* Work to complete: Look through the data below. Pick out the lines holding the string "mapped".

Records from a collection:
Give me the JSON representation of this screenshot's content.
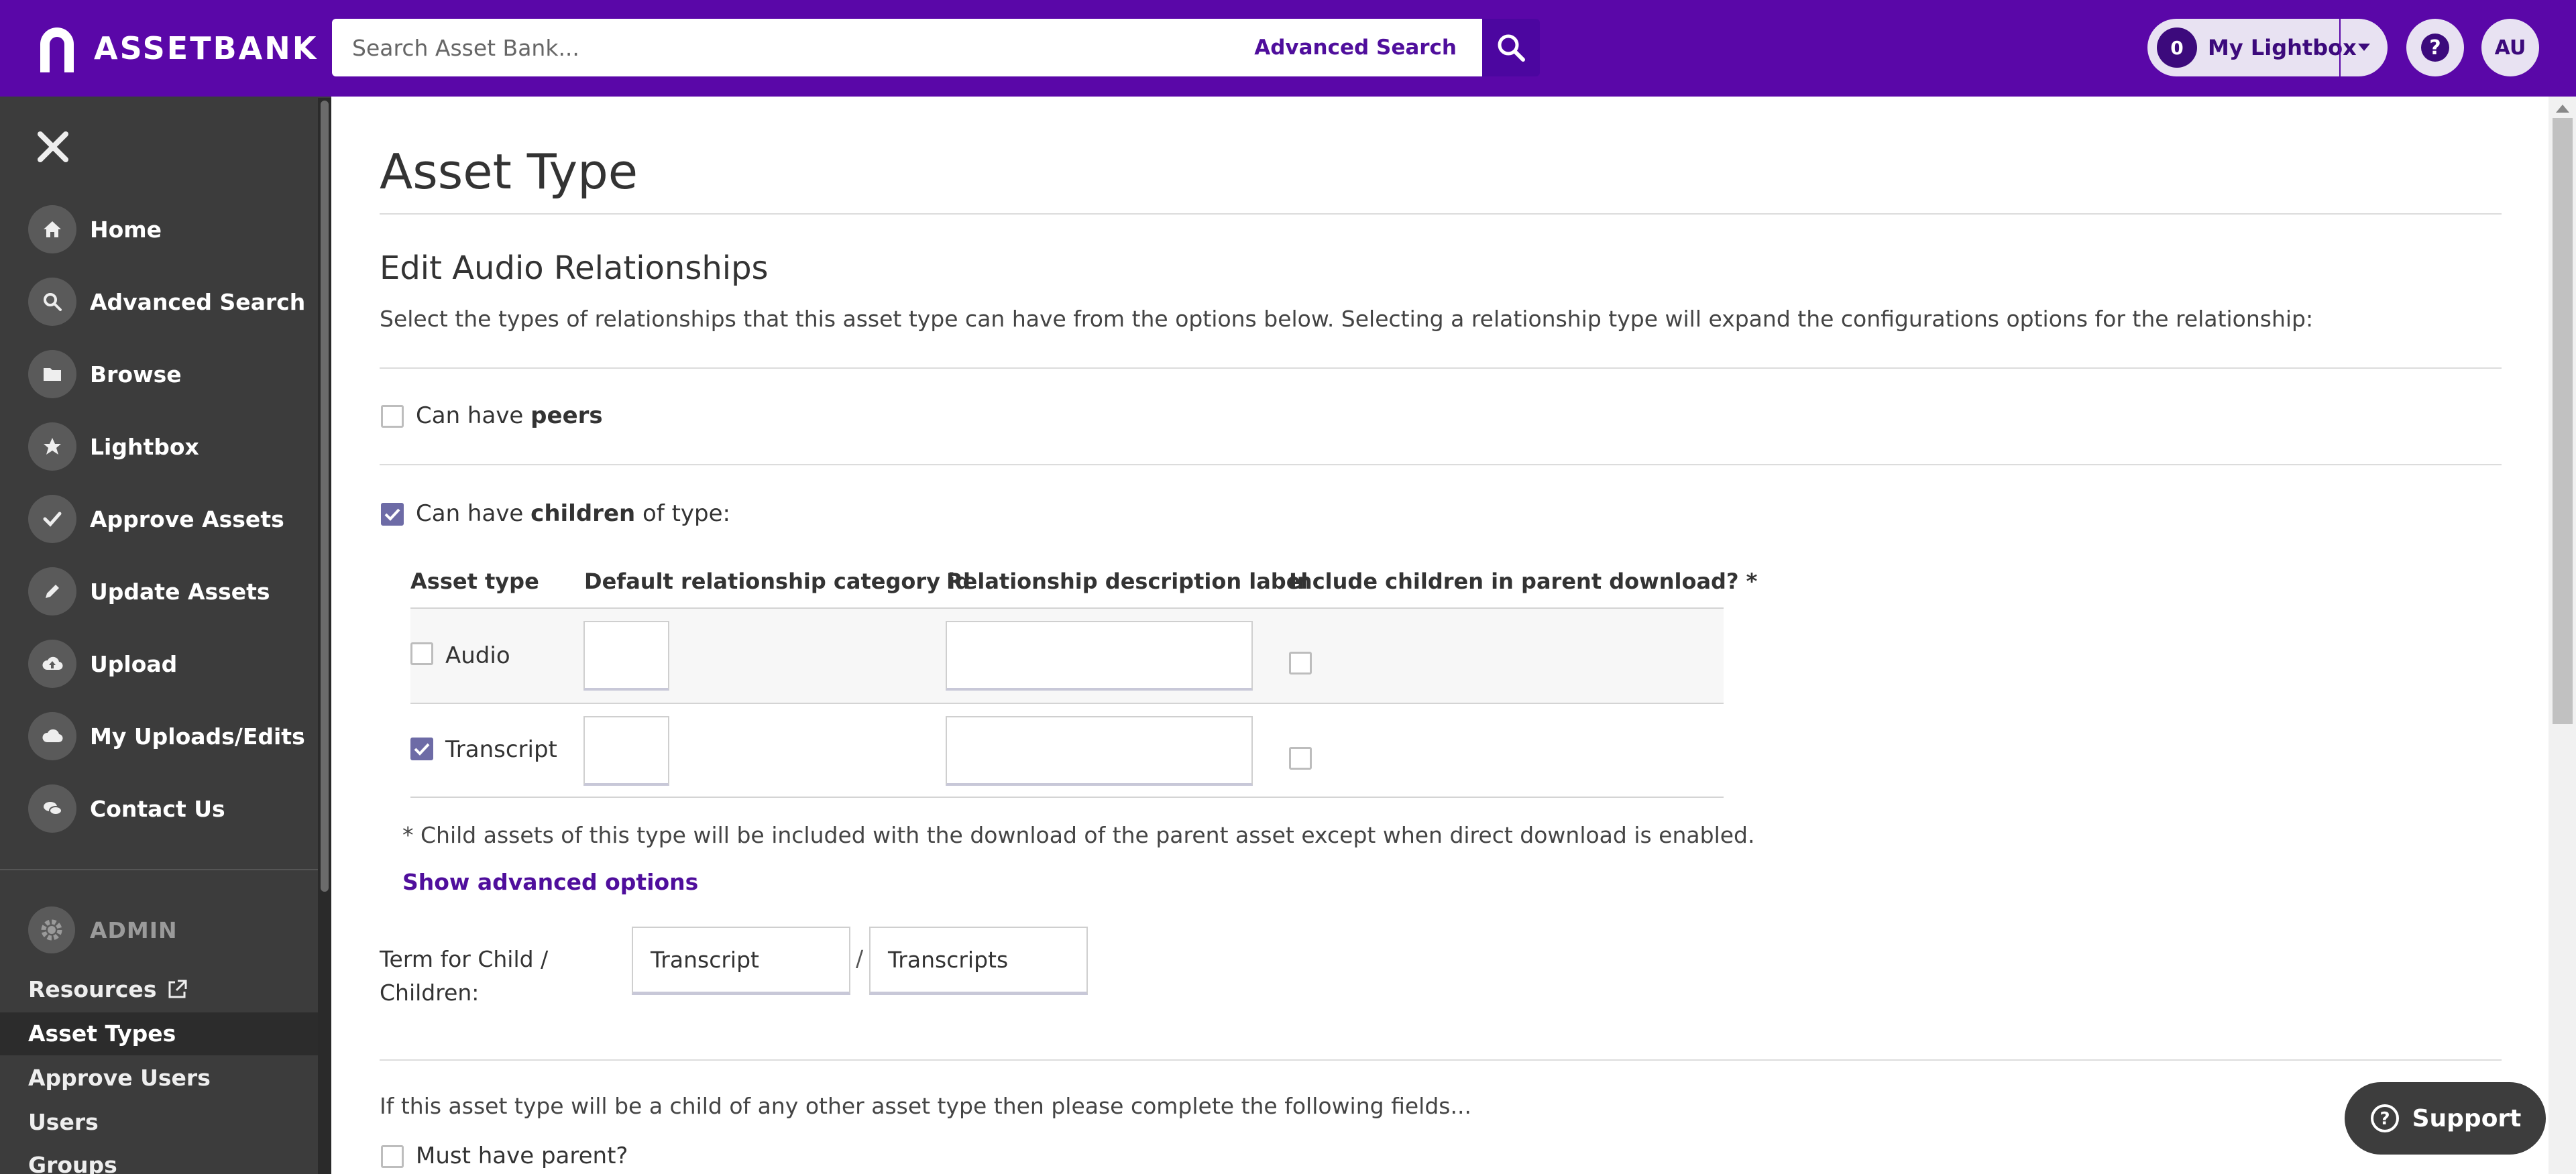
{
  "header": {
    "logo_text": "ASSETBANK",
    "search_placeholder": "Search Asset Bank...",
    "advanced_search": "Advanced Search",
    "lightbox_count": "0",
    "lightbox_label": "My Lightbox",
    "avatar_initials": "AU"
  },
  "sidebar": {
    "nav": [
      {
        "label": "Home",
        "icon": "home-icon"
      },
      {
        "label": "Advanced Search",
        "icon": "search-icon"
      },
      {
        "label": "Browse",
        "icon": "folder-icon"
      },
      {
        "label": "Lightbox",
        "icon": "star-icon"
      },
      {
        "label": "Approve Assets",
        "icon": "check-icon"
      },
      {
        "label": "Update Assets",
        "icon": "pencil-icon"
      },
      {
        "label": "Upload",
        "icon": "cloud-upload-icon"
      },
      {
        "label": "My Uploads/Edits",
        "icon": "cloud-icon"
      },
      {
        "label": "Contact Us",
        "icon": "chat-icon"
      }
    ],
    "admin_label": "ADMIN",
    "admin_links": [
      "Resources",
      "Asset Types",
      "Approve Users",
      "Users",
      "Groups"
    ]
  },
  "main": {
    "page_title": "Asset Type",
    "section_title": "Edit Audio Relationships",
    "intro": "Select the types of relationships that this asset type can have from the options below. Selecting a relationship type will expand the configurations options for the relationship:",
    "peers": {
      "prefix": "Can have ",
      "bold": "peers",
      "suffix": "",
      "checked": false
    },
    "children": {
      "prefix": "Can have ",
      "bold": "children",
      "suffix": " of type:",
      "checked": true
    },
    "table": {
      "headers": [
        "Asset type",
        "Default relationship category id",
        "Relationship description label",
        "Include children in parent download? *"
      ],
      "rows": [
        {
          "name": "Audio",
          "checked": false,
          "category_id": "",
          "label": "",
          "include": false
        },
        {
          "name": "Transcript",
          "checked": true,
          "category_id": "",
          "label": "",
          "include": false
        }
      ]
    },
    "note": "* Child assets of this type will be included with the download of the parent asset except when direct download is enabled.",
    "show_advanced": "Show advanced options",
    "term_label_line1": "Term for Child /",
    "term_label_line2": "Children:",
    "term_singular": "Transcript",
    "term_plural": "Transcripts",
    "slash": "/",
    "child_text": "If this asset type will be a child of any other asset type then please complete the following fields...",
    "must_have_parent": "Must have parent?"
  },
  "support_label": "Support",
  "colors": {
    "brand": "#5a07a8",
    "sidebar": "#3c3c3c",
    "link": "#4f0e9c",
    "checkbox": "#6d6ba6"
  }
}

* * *

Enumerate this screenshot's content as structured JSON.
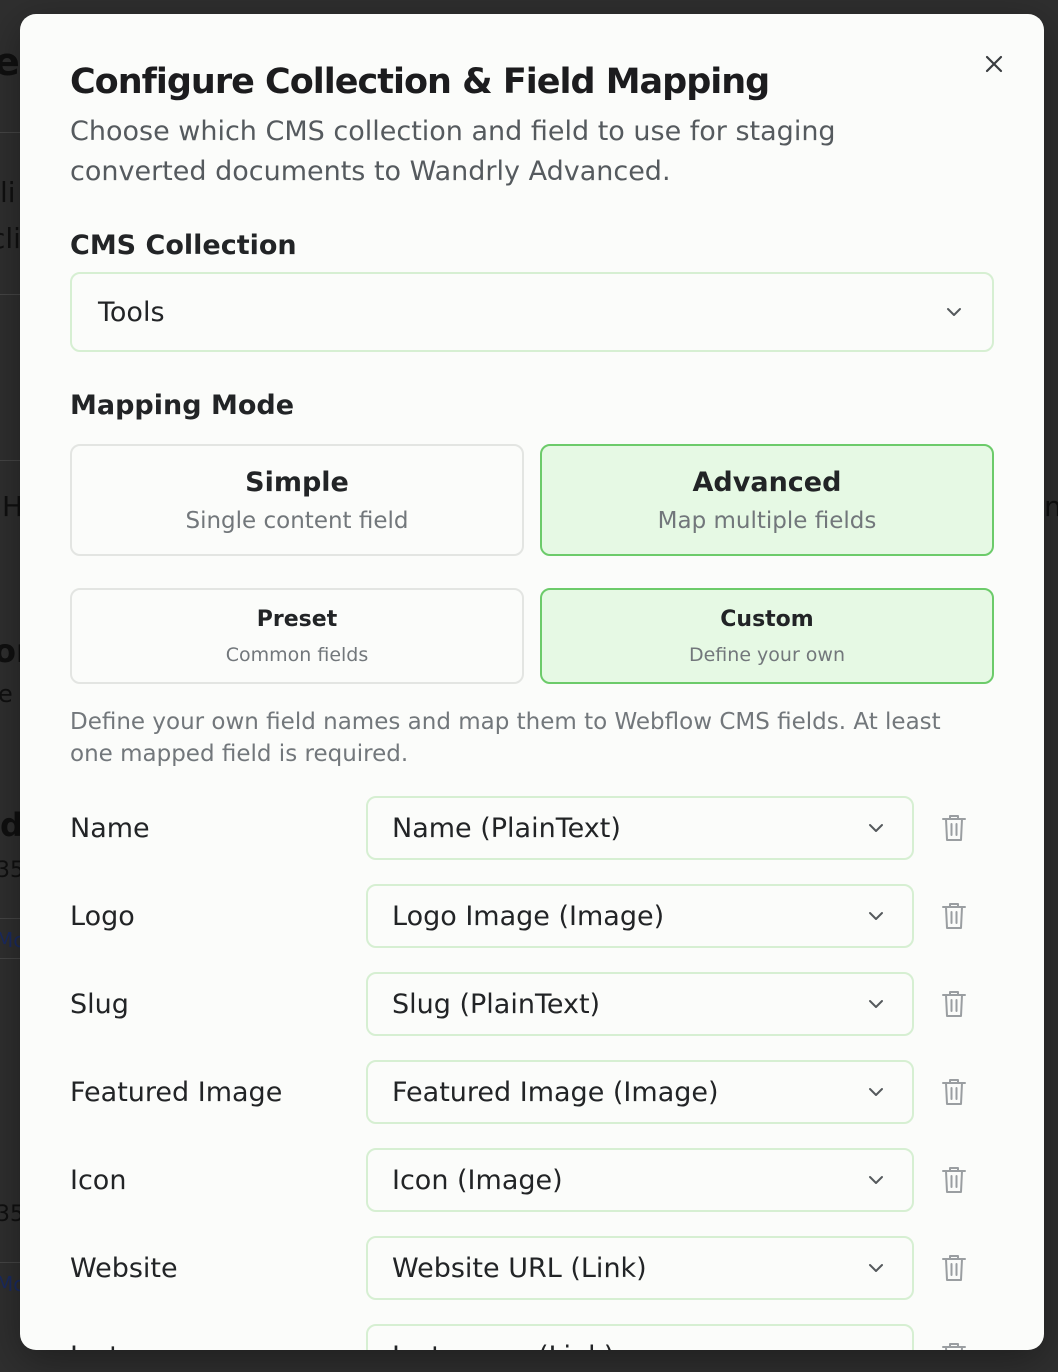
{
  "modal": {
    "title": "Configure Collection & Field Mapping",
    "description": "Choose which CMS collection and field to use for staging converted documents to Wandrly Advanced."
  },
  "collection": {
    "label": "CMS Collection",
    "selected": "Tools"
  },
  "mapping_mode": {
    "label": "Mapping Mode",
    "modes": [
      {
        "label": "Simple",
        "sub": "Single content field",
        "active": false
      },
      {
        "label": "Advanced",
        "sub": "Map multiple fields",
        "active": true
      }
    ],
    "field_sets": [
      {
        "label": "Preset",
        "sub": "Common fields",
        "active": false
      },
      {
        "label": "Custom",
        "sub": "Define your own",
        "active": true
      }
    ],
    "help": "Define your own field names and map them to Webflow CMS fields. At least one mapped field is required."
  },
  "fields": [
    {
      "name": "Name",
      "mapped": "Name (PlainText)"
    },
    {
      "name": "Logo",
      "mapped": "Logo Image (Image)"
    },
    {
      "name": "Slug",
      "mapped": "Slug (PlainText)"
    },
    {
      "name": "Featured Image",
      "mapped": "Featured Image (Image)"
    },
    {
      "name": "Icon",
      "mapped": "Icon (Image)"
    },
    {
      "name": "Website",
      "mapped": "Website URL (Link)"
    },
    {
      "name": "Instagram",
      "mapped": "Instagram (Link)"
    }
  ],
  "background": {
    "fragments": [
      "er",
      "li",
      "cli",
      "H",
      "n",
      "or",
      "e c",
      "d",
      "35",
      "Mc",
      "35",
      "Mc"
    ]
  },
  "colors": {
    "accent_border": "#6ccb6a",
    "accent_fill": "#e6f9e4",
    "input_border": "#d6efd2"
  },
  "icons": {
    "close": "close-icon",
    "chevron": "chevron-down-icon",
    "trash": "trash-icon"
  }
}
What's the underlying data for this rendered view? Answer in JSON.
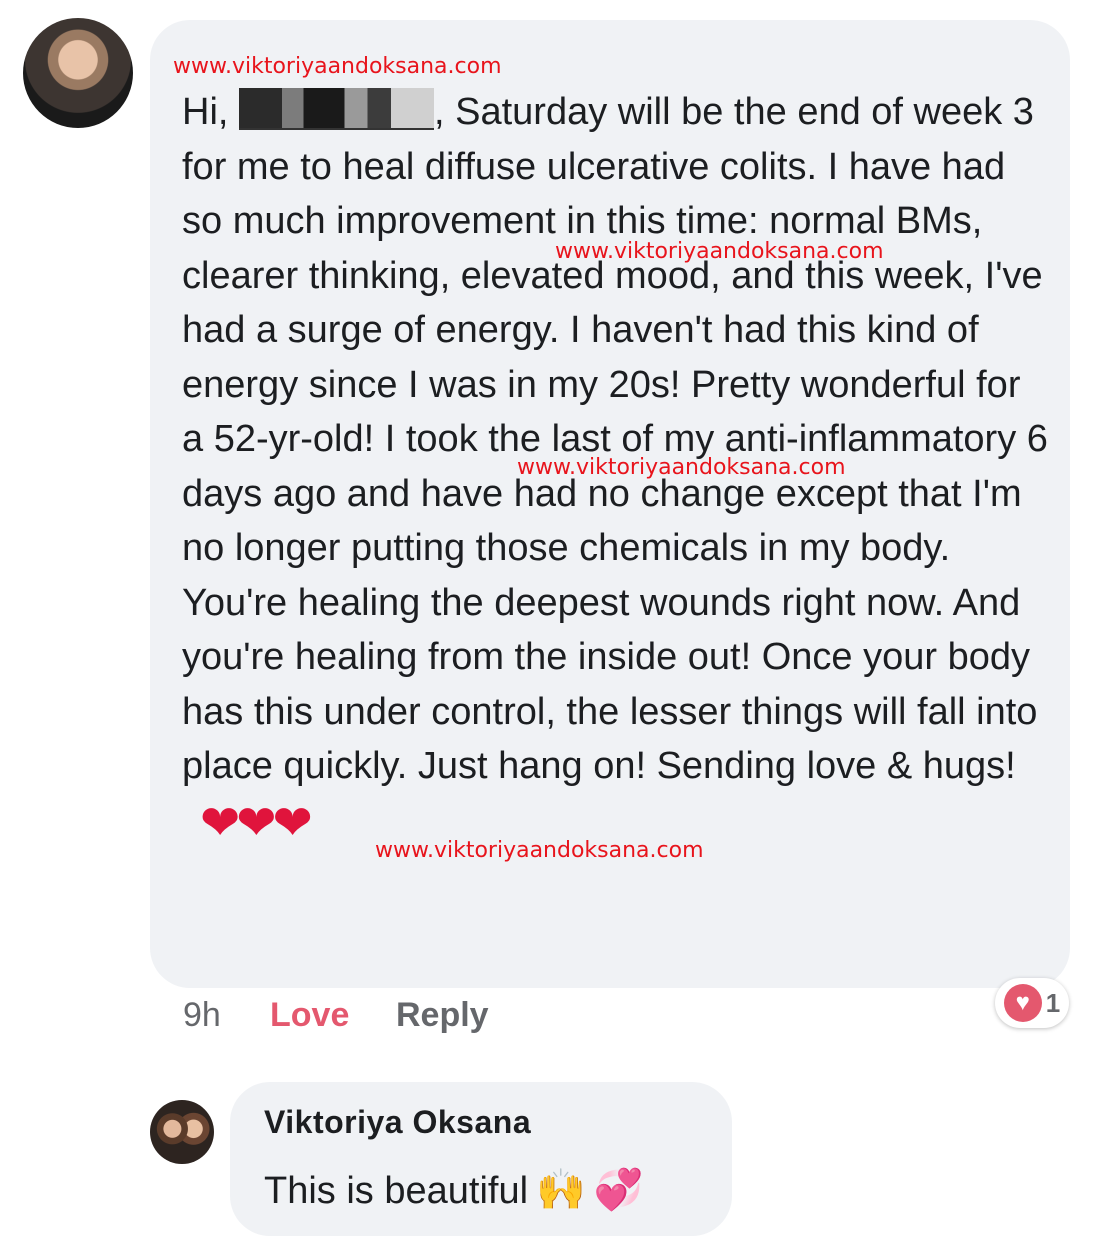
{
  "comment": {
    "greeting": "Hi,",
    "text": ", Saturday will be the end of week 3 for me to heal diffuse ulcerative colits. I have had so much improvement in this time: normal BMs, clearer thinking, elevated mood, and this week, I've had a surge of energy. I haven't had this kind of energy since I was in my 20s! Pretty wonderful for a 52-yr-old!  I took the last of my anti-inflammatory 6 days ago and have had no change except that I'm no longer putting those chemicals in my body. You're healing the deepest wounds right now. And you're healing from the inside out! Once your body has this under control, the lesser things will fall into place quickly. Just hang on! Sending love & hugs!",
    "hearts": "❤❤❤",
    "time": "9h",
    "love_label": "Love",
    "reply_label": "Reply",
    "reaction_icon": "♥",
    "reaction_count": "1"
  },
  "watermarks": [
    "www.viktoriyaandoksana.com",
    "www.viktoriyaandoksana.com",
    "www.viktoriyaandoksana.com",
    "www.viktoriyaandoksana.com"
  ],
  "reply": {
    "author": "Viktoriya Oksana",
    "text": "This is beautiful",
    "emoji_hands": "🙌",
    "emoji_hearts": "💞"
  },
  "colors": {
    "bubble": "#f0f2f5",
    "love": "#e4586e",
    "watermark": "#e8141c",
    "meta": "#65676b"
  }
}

* Final answer:
    "help": "Define your own field names and map them to Webflow CMS fields. At least one mapped field is required."
      "mapped": "Name (PlainText)"
      "mapped": "Logo Image (Image)"
      "mapped": "Slug (PlainText)"
      "mapped": "Featured Image (Image)"
      "mapped": "Icon (Image)"
      "mapped": "Website URL (Link)"
      "mapped": "Instagram (Link)"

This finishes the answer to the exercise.